THE PROBLEM
Among these entries, how many lines have the string "title" in them? Only the number is needed.

MATERIALS PROVIDED
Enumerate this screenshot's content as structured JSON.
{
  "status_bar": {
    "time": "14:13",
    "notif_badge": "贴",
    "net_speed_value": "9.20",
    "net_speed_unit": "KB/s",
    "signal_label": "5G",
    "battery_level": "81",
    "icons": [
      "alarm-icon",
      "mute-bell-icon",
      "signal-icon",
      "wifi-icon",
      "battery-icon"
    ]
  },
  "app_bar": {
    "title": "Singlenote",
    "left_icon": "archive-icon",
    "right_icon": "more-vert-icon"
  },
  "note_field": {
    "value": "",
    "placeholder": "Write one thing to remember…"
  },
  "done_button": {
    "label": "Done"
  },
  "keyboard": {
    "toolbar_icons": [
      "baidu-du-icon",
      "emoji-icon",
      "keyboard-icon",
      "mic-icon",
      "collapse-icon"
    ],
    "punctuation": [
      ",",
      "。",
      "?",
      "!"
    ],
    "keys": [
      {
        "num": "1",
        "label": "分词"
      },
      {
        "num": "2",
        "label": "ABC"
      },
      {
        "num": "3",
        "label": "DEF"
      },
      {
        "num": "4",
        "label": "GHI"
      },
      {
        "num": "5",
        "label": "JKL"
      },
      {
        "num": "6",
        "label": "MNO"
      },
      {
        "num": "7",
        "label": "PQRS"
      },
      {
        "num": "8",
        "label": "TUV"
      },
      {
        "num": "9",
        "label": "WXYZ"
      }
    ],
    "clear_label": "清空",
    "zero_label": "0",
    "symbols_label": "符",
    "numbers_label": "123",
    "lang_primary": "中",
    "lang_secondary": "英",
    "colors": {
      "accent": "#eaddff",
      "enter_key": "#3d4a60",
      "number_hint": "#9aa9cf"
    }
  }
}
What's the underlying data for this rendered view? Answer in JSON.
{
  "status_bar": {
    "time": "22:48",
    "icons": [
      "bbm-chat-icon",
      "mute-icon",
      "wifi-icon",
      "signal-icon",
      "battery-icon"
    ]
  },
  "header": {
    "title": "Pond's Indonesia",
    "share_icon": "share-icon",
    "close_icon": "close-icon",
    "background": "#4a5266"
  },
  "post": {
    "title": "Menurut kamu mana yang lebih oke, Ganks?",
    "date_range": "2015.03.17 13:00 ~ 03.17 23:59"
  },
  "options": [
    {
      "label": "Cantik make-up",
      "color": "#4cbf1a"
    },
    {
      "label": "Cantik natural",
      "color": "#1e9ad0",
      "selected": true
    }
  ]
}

EXERCISE OUTPUT
3